RECORDS SUPPLIED:
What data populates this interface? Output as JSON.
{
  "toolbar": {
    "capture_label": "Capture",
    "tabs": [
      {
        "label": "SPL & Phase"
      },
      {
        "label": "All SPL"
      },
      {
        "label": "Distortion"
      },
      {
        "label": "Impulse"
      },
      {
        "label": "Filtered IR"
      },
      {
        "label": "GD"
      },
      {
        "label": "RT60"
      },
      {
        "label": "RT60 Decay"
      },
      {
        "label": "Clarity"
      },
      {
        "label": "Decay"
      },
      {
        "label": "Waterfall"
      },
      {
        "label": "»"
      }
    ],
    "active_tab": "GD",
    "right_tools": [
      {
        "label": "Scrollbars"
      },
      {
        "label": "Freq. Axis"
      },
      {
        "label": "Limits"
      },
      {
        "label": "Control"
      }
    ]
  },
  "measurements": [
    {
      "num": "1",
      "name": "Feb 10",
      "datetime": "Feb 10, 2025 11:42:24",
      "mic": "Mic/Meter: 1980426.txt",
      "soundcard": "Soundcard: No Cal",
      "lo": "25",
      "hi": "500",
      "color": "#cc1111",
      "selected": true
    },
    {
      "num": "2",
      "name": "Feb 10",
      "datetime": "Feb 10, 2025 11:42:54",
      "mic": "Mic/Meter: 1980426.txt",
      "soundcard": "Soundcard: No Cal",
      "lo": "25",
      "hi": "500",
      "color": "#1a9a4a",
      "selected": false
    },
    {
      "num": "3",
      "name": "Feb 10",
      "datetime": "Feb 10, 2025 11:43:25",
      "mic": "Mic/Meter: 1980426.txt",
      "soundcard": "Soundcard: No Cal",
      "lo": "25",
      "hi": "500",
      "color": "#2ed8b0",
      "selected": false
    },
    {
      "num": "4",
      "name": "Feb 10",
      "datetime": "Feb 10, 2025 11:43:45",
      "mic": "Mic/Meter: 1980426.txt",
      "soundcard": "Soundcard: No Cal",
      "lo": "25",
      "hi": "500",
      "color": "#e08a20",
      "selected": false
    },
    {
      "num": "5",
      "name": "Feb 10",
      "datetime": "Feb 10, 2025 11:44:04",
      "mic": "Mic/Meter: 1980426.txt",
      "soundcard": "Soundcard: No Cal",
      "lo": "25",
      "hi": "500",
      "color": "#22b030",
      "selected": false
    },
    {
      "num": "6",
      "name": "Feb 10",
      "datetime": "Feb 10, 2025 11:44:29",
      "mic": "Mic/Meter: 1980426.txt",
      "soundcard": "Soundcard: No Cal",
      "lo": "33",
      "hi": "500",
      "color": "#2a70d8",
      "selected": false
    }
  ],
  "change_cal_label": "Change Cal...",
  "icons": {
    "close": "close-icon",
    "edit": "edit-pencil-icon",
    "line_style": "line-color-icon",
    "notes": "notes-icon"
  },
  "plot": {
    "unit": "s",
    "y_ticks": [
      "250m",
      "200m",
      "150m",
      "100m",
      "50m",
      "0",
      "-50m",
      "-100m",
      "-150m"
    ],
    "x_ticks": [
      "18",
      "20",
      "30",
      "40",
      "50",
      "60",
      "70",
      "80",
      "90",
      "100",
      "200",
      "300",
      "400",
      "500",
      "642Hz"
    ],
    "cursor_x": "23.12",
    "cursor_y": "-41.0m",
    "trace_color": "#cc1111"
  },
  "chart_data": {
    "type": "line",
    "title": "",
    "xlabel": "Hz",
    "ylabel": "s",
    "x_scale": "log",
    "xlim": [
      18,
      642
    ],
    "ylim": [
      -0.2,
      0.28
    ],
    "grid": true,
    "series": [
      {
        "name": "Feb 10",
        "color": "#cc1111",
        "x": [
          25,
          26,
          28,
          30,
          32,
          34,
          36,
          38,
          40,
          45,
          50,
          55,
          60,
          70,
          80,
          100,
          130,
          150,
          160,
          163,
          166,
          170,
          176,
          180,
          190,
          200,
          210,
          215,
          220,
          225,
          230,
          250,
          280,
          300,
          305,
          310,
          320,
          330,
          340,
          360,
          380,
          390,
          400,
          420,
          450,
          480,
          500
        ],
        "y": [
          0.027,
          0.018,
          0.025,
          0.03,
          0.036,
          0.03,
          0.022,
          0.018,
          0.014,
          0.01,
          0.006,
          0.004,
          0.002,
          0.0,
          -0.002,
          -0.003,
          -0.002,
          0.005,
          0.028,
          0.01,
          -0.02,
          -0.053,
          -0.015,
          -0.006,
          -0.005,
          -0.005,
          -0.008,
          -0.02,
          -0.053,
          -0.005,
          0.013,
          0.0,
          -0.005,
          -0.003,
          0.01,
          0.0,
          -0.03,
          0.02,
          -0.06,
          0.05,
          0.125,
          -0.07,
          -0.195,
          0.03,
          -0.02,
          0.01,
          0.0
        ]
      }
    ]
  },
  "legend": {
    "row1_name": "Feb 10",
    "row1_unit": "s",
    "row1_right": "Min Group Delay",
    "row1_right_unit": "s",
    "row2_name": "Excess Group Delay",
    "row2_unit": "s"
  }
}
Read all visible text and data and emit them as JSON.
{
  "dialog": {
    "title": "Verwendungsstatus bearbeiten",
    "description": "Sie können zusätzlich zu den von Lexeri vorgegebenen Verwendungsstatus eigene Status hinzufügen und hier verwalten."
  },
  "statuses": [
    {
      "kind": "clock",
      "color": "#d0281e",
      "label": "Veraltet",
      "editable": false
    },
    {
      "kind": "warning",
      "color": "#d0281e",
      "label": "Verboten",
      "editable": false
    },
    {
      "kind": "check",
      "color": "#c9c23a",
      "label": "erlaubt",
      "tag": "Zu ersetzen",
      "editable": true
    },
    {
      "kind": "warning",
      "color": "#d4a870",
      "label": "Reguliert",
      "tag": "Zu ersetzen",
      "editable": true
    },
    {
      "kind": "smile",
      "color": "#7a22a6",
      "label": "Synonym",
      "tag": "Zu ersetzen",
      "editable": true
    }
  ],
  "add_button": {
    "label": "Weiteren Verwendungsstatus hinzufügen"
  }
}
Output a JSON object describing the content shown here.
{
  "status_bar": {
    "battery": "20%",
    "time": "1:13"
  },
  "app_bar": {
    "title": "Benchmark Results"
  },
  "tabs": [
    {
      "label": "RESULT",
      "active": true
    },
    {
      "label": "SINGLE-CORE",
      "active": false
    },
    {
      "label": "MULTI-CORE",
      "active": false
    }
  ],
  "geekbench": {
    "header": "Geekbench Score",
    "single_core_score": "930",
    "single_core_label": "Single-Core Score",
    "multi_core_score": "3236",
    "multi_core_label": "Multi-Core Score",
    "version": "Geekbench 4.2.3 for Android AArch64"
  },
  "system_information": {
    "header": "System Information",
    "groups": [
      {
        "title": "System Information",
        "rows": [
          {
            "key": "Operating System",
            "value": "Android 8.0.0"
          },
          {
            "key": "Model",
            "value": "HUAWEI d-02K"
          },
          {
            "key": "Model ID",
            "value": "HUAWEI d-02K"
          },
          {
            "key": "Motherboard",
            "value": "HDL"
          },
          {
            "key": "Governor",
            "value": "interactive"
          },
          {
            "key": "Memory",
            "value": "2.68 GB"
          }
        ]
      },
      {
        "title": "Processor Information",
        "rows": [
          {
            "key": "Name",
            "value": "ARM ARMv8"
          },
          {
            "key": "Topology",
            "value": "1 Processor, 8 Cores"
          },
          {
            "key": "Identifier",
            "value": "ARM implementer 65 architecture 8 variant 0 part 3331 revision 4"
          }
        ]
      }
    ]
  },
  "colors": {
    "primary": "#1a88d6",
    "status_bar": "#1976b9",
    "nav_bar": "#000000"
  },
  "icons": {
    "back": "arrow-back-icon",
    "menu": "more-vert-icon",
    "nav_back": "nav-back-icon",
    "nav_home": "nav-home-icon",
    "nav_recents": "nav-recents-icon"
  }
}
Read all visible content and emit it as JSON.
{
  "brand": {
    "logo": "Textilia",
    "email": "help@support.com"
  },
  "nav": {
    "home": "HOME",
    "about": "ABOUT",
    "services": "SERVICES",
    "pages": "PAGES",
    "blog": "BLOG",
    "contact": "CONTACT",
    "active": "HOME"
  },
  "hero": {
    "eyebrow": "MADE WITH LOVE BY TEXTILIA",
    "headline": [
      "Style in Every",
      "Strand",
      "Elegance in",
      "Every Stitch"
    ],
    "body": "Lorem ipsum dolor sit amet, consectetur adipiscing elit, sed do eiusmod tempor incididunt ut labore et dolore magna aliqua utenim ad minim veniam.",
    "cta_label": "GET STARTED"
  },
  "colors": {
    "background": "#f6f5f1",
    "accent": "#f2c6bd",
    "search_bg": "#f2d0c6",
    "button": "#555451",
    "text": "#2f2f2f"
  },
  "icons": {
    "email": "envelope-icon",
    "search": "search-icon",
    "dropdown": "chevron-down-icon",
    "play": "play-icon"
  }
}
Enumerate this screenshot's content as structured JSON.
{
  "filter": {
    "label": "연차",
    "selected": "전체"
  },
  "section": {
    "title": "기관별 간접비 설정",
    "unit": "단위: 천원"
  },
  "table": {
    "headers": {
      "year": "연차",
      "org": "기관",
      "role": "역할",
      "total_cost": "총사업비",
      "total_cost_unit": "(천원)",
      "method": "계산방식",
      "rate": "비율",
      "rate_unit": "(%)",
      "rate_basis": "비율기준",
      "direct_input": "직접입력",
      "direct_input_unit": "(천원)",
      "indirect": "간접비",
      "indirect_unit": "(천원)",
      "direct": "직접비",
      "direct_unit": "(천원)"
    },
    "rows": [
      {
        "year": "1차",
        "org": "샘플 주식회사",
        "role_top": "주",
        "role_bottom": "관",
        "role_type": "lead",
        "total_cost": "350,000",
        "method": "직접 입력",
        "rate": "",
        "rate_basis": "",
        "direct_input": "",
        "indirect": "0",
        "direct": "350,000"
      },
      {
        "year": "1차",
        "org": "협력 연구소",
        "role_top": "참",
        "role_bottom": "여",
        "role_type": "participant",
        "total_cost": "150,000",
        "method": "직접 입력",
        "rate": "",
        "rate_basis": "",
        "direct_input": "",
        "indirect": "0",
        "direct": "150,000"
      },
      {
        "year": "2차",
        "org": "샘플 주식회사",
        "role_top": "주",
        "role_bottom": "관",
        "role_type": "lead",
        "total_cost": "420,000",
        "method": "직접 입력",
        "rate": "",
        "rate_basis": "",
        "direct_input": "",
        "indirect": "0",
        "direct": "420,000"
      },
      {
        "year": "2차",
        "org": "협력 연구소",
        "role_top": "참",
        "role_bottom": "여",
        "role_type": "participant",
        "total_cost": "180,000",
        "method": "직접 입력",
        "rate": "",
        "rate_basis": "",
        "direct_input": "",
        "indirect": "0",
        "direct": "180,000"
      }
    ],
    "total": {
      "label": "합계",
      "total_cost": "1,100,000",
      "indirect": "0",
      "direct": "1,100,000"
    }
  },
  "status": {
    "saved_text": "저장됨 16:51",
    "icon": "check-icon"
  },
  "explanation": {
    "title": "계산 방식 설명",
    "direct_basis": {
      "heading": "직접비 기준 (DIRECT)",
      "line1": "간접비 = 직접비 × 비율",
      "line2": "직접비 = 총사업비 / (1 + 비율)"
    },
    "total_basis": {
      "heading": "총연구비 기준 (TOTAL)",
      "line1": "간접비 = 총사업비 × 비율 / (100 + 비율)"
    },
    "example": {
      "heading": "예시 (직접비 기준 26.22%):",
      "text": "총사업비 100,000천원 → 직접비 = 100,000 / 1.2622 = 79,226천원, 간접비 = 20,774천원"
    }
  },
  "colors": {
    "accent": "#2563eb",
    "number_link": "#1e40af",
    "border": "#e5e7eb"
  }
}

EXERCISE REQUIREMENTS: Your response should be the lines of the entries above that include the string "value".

TASK RESULT:
            "value": "Android 8.0.0"
            "value": "HUAWEI d-02K"
            "value": "HUAWEI d-02K"
            "value": "HDL"
            "value": "interactive"
            "value": "2.68 GB"
            "value": "ARM ARMv8"
            "value": "1 Processor, 8 Cores"
            "value": "ARM implementer 65 architecture 8 variant 0 part 3331 revision 4"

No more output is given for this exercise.